The webpage cited above gives a nice description of a case in which this method told investigators what type of gun was used in a crime. They then searched all the local small ads until they found a gun like this being advertised and found out that the man who had advertised it had sold it to someone who matched the description of the suspect.
If there is no bullet but only a cartridge, it is harder and not very much information can be obtained.
Gunshot residue: This can be found on clothing, at the scene of the crime etc. By exmaning the pattern of this residue it is possible to find out how far away the gun was when it was fired, especially if they already know the type of gun used.
Gunshot residue, made up of gunpowder and bits of lead, will only travel about 3 to 5 feet.
Tests for gunshot residue:
A gun fired when in contact with an object will normally deposit a very intense ring of residue right around the edge of the bullet hole and the heat may melt synthetic clothing.
A bullet fired from close range (ie within a foot) tend to result in a very concentrated deposit of residue around the bullet entrance hole and will include a sooty deposit of visible residue.
A bullet fired from between 1 and 3 feet away tends to deposit a lot of residue, but most of it invisible to the naked eye.
When there is no residue it could mean that the gun was fired from a long way away, or that there was something between the gun and the target.
Computers: Large databases of firearms records, crime scene information etc are kept on a system called "DRUGFIRE" sponsored by the FBI, and another one called IBIS maintained by Forensic Technology.

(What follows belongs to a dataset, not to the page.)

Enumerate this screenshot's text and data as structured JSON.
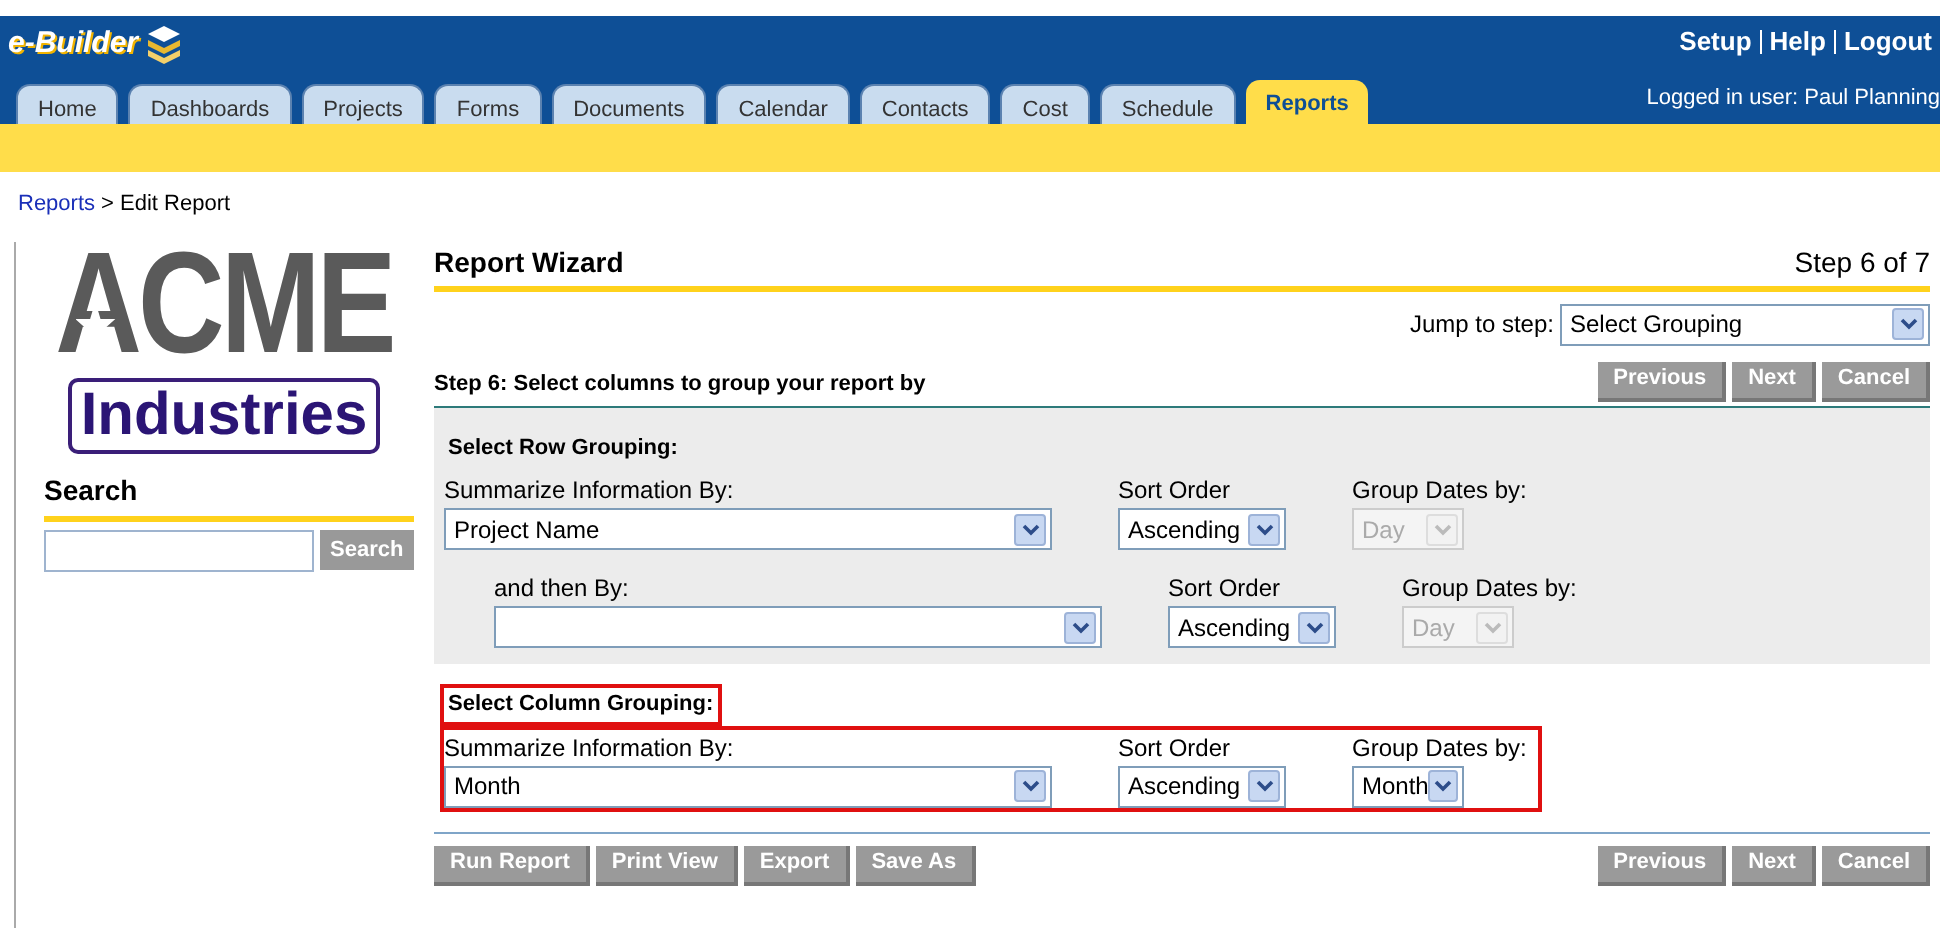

See the medical section for information on the medical treatment of gunshot wounds. This section is merely the forensic side of the subject.
Determining position of gun:

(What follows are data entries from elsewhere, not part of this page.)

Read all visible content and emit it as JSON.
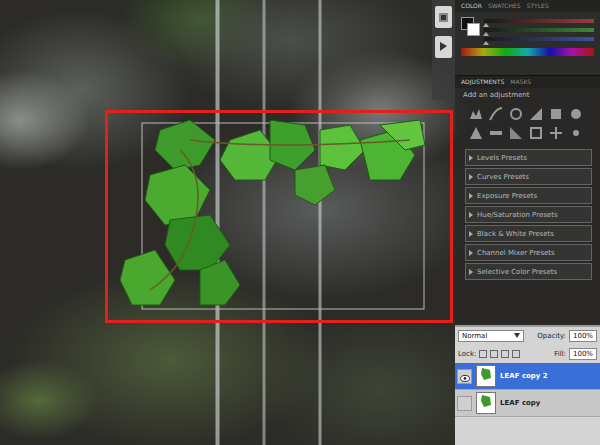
{
  "panels": {
    "color": {
      "tabs": [
        {
          "label": "COLOR",
          "selected": true
        },
        {
          "label": "SWATCHES",
          "selected": false
        },
        {
          "label": "STYLES",
          "selected": false
        }
      ],
      "sliders": [
        {
          "level": 0.02,
          "color": "#d04040"
        },
        {
          "level": 0.02,
          "color": "#40b040"
        },
        {
          "level": 0.02,
          "color": "#4060d0"
        }
      ]
    },
    "adjustments": {
      "tabs": [
        {
          "label": "ADJUSTMENTS",
          "selected": true
        },
        {
          "label": "MASKS",
          "selected": false
        }
      ],
      "hint": "Add an adjustment",
      "presets": [
        "Levels Presets",
        "Curves Presets",
        "Exposure Presets",
        "Hue/Saturation Presets",
        "Black & White Presets",
        "Channel Mixer Presets",
        "Selective Color Presets"
      ]
    },
    "layers": {
      "blend_mode": "Normal",
      "opacity_label": "Opacity:",
      "opacity": "100%",
      "lock_label": "Lock:",
      "fill_label": "Fill:",
      "fill": "100%",
      "items": [
        {
          "name": "LEAF copy 2",
          "visible": true,
          "selected": true
        },
        {
          "name": "LEAF copy",
          "visible": false,
          "selected": false
        }
      ]
    }
  }
}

This is job both for the firearms expert and the pathologist
Intermediate range: If the gun was still close enough to leave residue:
Long-range No powder marks. The only mark is the bullet hole.

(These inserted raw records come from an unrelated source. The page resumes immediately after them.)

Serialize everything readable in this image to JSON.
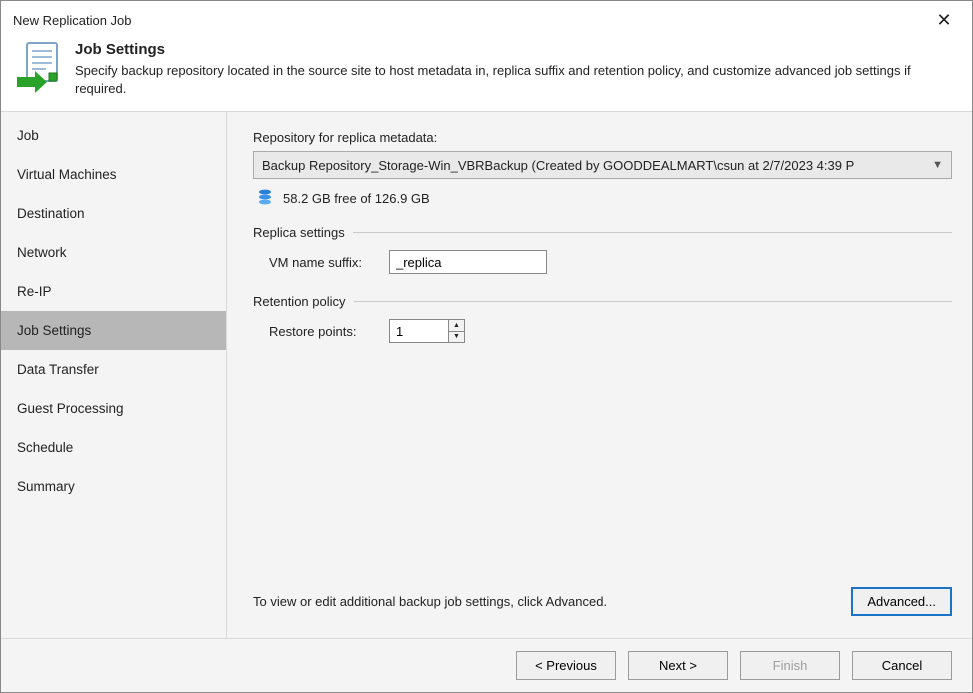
{
  "window": {
    "title": "New Replication Job"
  },
  "header": {
    "title": "Job Settings",
    "description": "Specify backup repository located in the source site to host metadata in, replica suffix and retention policy, and customize advanced job settings if required."
  },
  "sidebar": {
    "items": [
      {
        "label": "Job"
      },
      {
        "label": "Virtual Machines"
      },
      {
        "label": "Destination"
      },
      {
        "label": "Network"
      },
      {
        "label": "Re-IP"
      },
      {
        "label": "Job Settings",
        "active": true
      },
      {
        "label": "Data Transfer"
      },
      {
        "label": "Guest Processing"
      },
      {
        "label": "Schedule"
      },
      {
        "label": "Summary"
      }
    ]
  },
  "main": {
    "repository_label": "Repository for replica metadata:",
    "repository_selected": "Backup Repository_Storage-Win_VBRBackup (Created by GOODDEALMART\\csun at 2/7/2023 4:39 P",
    "storage_text": "58.2 GB free of 126.9 GB",
    "replica_settings_title": "Replica settings",
    "vm_suffix_label": "VM name suffix:",
    "vm_suffix_value": "_replica",
    "retention_title": "Retention policy",
    "restore_points_label": "Restore points:",
    "restore_points_value": "1",
    "hint": "To view or edit additional backup job settings, click Advanced.",
    "advanced_button": "Advanced..."
  },
  "footer": {
    "previous": "< Previous",
    "next": "Next >",
    "finish": "Finish",
    "cancel": "Cancel"
  }
}
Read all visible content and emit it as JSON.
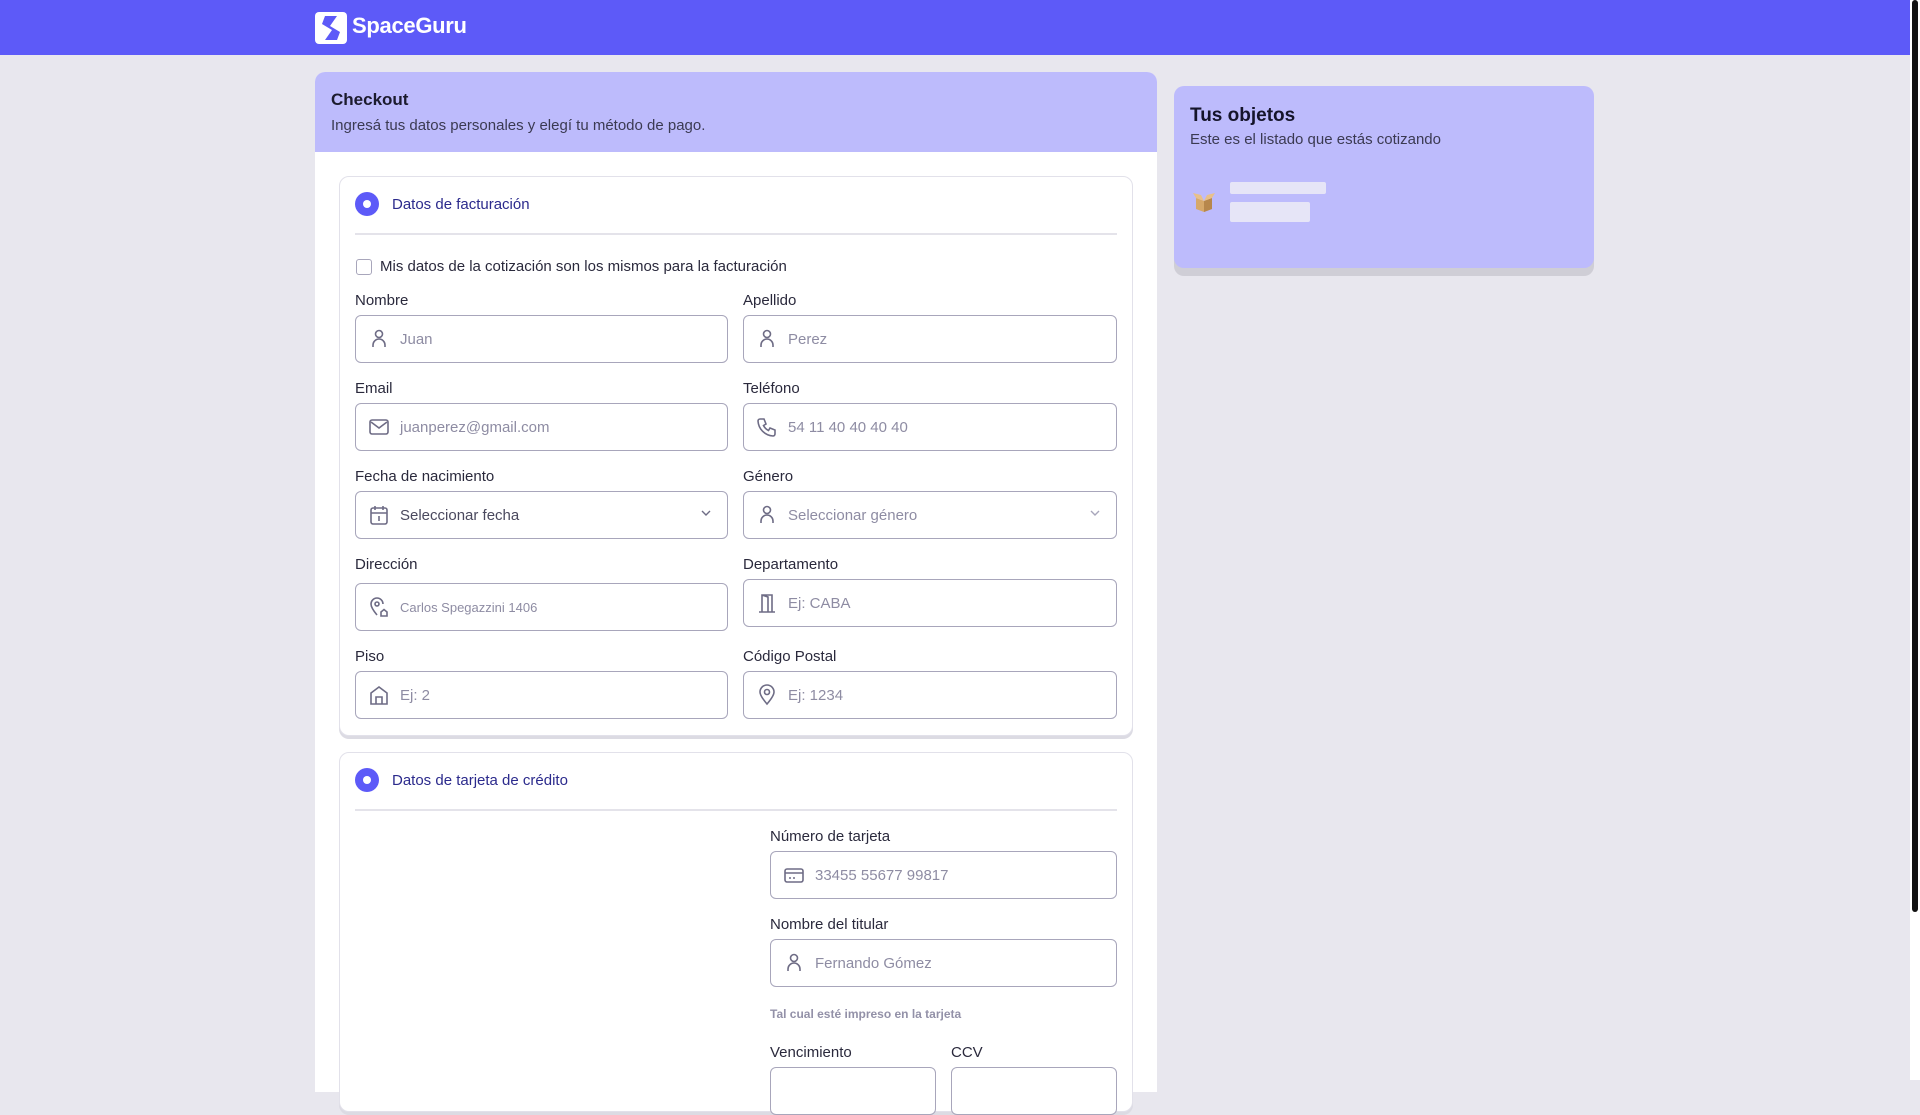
{
  "header": {
    "brand": "SpaceGuru"
  },
  "checkout": {
    "title": "Checkout",
    "subtitle": "Ingresá tus datos personales y elegí tu método de pago."
  },
  "billing": {
    "title": "Datos de facturación",
    "same_data_label": "Mis datos de la cotización son los mismos para la facturación",
    "fields": {
      "nombre": {
        "label": "Nombre",
        "placeholder": "Juan"
      },
      "apellido": {
        "label": "Apellido",
        "placeholder": "Perez"
      },
      "email": {
        "label": "Email",
        "placeholder": "juanperez@gmail.com"
      },
      "telefono": {
        "label": "Teléfono",
        "placeholder": "54 11 40 40 40 40"
      },
      "fecha": {
        "label": "Fecha de nacimiento",
        "placeholder": "Seleccionar fecha"
      },
      "genero": {
        "label": "Género",
        "placeholder": "Seleccionar género"
      },
      "direccion": {
        "label": "Dirección",
        "placeholder": "Carlos Spegazzini 1406"
      },
      "departamento": {
        "label": "Departamento",
        "placeholder": "Ej: CABA"
      },
      "piso": {
        "label": "Piso",
        "placeholder": "Ej: 2"
      },
      "cp": {
        "label": "Código Postal",
        "placeholder": "Ej: 1234"
      }
    }
  },
  "card": {
    "title": "Datos de tarjeta de crédito",
    "numero": {
      "label": "Número de tarjeta",
      "placeholder": "33455 55677 99817"
    },
    "titular": {
      "label": "Nombre del titular",
      "placeholder": "Fernando Gómez",
      "hint": "Tal cual esté impreso en la tarjeta"
    },
    "vencimiento": {
      "label": "Vencimiento"
    },
    "ccv": {
      "label": "CCV"
    }
  },
  "cart": {
    "title": "Tus objetos",
    "subtitle": "Este es el listado que estás cotizando"
  }
}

Entry and Exit Wounds
The entrance wound will always be smaller and more precise than the exit wound. The entrance wound is always surrounded by a ring of abraded skin.
At very close range, all the little shots are concentrated in one place. This leads to huge wounds. When someone kills themselves with a shotgun to the head, a lot of the head is destroyed.
At fairly close range the shot begins to expand. As we get to about 2 feet away, the wound begins to look like a large central hole with a few little holes around the edge. Beyond 4 or 5 feet the shot disperse more and more and is more likely to make lots of little wounds, not likely to be fatal. As a rough rule, the distance of the gun in feet will be diamater of the wound (from the extremes of the little shot wounds) in inches minus one. Thus a wound that is five inches across was done at four yards.
Accident? Surprisingly few gunshot fatalities are accidental. People who own guns are usually very careful with them. Most accidents happen if someone else gets hold of the gun.
Suicide? First, check to see if it is physically possible that the wound could be self-inflicted. If the gun was fired more than 3 feet away, then it can't be. A wound in the back of the head is more likely to be homicide than suicide.
Some of these indicators are obvious at the scene. Some require post-mortem exams - eg to determine the trajectory of the bullet.
Only about a quarter of suicides leave notes.
With a handgun (like Mulder and Scully's), statistics show that 83 percent of suicides shoot themselves in the head. Most of the rest go for the chest, and a tiny minority go for the abdomen. Only 50 percent of shotgun suicides are in the head. 36 percent are in the chest.
Homicide? Gunshots wounds are the most common method of murder in America. Usually it is fairly obvious, by the trajectory, position of gun and other circumstances - eg armed robbery. All materials recovered at the scene or at the autopsy will be sent to the ballistics section.